[Dataset rows for apps and sites]

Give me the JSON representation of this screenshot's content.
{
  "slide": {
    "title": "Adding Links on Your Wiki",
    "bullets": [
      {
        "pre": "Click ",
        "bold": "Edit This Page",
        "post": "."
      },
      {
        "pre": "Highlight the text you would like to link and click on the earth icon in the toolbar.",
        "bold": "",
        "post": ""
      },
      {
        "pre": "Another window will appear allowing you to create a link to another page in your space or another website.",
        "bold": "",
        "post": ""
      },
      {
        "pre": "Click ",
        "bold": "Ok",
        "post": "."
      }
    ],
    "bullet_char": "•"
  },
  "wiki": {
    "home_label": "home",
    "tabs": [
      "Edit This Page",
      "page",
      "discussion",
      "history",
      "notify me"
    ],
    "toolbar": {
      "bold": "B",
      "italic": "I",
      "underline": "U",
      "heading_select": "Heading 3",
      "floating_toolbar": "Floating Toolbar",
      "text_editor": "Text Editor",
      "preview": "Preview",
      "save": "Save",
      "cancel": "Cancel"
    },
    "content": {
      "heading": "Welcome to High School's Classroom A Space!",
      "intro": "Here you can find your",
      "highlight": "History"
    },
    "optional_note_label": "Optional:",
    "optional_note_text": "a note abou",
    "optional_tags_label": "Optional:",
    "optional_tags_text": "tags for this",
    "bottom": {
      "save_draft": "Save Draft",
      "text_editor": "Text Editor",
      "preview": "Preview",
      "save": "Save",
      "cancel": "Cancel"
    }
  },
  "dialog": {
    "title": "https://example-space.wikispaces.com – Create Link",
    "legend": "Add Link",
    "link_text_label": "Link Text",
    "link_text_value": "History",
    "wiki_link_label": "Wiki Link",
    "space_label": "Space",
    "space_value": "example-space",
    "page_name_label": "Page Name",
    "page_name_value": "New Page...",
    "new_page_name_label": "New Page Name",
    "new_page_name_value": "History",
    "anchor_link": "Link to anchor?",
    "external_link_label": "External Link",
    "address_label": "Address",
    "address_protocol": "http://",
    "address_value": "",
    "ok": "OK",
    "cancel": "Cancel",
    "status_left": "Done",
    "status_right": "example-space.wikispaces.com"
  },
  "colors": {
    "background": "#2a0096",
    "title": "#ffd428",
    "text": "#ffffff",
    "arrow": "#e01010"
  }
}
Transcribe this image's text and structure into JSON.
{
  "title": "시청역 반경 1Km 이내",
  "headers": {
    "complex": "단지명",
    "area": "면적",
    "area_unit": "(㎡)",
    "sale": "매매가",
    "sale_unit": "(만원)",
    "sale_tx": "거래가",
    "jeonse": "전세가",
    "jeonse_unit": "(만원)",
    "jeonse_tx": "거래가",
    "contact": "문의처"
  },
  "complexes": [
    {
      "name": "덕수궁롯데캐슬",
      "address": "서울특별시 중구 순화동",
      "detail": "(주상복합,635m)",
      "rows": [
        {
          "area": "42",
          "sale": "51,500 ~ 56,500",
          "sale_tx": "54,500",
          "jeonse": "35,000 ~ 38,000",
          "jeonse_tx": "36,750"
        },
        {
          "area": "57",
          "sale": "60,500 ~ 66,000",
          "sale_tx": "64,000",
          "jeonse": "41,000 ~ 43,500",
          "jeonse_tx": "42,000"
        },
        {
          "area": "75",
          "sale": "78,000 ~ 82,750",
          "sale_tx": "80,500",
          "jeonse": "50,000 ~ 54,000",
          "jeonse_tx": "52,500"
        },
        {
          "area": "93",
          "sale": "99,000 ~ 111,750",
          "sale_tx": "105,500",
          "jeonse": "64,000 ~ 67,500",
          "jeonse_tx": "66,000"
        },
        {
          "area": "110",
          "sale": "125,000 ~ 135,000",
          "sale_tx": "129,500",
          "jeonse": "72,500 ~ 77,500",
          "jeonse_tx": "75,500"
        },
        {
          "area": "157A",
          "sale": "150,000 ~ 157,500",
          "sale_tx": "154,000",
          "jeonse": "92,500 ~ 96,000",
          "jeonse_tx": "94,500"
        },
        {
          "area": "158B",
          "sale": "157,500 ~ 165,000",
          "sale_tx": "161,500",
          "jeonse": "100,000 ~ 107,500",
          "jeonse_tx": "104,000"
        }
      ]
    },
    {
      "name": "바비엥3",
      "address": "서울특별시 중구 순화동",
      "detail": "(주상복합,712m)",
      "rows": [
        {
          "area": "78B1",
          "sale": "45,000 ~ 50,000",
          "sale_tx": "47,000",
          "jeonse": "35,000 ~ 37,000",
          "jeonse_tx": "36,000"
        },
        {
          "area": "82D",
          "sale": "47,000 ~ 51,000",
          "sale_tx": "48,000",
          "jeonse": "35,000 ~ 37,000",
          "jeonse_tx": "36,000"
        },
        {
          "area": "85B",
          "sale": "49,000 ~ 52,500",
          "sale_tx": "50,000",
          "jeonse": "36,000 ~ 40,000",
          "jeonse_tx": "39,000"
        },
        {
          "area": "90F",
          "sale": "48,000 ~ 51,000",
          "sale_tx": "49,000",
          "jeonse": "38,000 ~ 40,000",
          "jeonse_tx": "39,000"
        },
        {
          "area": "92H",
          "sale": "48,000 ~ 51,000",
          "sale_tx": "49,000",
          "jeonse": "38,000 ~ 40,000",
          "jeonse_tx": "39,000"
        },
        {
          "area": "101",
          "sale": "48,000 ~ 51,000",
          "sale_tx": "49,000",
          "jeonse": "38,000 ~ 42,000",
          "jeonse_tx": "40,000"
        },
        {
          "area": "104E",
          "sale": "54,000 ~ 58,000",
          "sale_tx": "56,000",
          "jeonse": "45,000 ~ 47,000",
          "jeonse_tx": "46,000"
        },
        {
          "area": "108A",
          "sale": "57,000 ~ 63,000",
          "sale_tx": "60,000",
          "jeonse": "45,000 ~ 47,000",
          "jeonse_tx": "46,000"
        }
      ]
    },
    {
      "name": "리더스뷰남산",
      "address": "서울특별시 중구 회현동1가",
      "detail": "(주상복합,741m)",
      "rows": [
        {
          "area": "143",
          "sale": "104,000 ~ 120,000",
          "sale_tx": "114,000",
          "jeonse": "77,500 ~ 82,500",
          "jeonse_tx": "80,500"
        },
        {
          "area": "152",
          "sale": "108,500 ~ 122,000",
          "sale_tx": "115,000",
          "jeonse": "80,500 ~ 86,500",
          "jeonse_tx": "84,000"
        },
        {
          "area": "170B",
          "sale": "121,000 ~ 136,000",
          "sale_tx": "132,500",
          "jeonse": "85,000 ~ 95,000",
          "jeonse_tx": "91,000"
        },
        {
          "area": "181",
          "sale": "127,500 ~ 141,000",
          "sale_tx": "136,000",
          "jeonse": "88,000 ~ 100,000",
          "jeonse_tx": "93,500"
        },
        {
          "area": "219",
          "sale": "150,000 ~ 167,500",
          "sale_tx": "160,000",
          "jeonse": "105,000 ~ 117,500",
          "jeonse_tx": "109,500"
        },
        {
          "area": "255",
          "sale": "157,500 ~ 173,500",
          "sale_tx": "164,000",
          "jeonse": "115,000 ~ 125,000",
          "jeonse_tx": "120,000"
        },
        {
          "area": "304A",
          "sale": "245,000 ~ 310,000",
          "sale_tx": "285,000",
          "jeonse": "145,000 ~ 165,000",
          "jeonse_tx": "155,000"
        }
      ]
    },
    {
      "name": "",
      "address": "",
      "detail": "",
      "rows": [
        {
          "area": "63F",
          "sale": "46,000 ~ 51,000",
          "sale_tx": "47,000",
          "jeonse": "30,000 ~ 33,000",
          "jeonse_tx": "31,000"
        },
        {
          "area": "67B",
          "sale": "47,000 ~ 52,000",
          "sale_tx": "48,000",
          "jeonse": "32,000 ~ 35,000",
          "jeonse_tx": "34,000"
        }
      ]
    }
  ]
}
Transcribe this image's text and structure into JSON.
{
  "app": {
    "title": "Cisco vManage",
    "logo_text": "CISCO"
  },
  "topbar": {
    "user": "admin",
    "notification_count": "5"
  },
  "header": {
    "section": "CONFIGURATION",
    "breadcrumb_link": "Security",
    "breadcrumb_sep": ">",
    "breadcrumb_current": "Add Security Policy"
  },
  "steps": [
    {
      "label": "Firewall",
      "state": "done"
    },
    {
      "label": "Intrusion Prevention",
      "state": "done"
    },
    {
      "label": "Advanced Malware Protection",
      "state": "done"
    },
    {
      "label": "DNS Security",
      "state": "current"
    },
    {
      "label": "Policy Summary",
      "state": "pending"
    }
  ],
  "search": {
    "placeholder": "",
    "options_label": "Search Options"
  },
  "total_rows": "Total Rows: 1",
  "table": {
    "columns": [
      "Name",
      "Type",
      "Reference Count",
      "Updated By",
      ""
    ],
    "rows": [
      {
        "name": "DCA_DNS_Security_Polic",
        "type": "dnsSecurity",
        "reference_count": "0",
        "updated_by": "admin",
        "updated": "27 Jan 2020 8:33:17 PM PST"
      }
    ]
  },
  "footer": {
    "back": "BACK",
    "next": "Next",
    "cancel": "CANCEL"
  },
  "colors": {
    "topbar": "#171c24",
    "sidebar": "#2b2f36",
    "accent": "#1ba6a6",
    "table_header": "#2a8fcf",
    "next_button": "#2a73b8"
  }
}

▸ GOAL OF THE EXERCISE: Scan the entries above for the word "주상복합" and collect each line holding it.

▸ EXERCISE RESPONSE:
      "detail": "(주상복합,635m)",
      "detail": "(주상복합,712m)",
      "detail": "(주상복합,741m)",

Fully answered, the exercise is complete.